Records for the exercise:
# # # # #

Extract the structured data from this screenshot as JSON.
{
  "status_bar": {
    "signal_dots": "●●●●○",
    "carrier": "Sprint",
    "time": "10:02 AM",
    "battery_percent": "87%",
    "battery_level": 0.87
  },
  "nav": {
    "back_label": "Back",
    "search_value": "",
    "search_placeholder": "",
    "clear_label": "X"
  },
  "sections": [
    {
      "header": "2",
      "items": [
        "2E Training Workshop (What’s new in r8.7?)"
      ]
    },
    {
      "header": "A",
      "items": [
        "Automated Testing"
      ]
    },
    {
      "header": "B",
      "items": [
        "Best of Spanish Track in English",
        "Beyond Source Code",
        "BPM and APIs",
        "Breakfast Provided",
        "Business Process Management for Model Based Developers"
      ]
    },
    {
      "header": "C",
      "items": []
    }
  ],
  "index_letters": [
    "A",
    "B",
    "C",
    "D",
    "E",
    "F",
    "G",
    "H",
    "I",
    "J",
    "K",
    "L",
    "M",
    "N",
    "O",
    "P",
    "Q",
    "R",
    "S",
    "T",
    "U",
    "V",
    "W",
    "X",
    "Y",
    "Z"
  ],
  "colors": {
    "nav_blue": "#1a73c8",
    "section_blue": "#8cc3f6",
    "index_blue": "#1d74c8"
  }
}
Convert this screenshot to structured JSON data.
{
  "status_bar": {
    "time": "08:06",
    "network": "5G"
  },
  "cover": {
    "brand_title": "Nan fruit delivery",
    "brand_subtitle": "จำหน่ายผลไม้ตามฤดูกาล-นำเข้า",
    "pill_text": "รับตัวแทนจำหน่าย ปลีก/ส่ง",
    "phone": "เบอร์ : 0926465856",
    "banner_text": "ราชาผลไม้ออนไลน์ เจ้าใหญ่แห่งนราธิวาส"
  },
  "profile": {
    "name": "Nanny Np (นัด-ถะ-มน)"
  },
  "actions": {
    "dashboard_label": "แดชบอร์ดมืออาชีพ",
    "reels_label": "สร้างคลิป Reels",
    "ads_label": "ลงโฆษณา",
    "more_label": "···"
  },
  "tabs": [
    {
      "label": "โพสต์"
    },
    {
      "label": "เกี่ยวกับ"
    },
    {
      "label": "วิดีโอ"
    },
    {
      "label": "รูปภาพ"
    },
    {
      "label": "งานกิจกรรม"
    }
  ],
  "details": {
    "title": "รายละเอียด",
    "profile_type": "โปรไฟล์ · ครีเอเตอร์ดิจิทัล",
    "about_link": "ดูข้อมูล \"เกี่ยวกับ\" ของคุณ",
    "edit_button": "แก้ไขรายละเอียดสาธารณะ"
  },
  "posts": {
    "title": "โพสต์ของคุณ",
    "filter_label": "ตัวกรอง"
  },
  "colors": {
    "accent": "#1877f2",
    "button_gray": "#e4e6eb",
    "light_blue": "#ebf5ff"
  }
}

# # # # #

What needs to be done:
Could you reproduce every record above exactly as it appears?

Task response:
Extract the structured data from this screenshot as JSON.
{
  "status_bar": {
    "signal_dots": "●●●●○",
    "carrier": "Sprint",
    "time": "10:02 AM",
    "battery_percent": "87%",
    "battery_level": 0.87
  },
  "nav": {
    "back_label": "Back",
    "search_value": "",
    "search_placeholder": "",
    "clear_label": "X"
  },
  "sections": [
    {
      "header": "2",
      "items": [
        "2E Training Workshop (What’s new in r8.7?)"
      ]
    },
    {
      "header": "A",
      "items": [
        "Automated Testing"
      ]
    },
    {
      "header": "B",
      "items": [
        "Best of Spanish Track in English",
        "Beyond Source Code",
        "BPM and APIs",
        "Breakfast Provided",
        "Business Process Management for Model Based Developers"
      ]
    },
    {
      "header": "C",
      "items": []
    }
  ],
  "index_letters": [
    "A",
    "B",
    "C",
    "D",
    "E",
    "F",
    "G",
    "H",
    "I",
    "J",
    "K",
    "L",
    "M",
    "N",
    "O",
    "P",
    "Q",
    "R",
    "S",
    "T",
    "U",
    "V",
    "W",
    "X",
    "Y",
    "Z"
  ],
  "colors": {
    "nav_blue": "#1a73c8",
    "section_blue": "#8cc3f6",
    "index_blue": "#1d74c8"
  }
}
Convert this screenshot to structured JSON data.
{
  "status_bar": {
    "time": "08:06",
    "network": "5G"
  },
  "cover": {
    "brand_title": "Nan fruit delivery",
    "brand_subtitle": "จำหน่ายผลไม้ตามฤดูกาล-นำเข้า",
    "pill_text": "รับตัวแทนจำหน่าย ปลีก/ส่ง",
    "phone": "เบอร์ : 0926465856",
    "banner_text": "ราชาผลไม้ออนไลน์ เจ้าใหญ่แห่งนราธิวาส"
  },
  "profile": {
    "name": "Nanny Np (นัด-ถะ-มน)"
  },
  "actions": {
    "dashboard_label": "แดชบอร์ดมืออาชีพ",
    "reels_label": "สร้างคลิป Reels",
    "ads_label": "ลงโฆษณา",
    "more_label": "···"
  },
  "tabs": [
    {
      "label": "โพสต์"
    },
    {
      "label": "เกี่ยวกับ"
    },
    {
      "label": "วิดีโอ"
    },
    {
      "label": "รูปภาพ"
    },
    {
      "label": "งานกิจกรรม"
    }
  ],
  "details": {
    "title": "รายละเอียด",
    "profile_type": "โปรไฟล์ · ครีเอเตอร์ดิจิทัล",
    "about_link": "ดูข้อมูล \"เกี่ยวกับ\" ของคุณ",
    "edit_button": "แก้ไขรายละเอียดสาธารณะ"
  },
  "posts": {
    "title": "โพสต์ของคุณ",
    "filter_label": "ตัวกรอง"
  },
  "colors": {
    "accent": "#1877f2",
    "button_gray": "#e4e6eb",
    "light_blue": "#ebf5ff"
  }
}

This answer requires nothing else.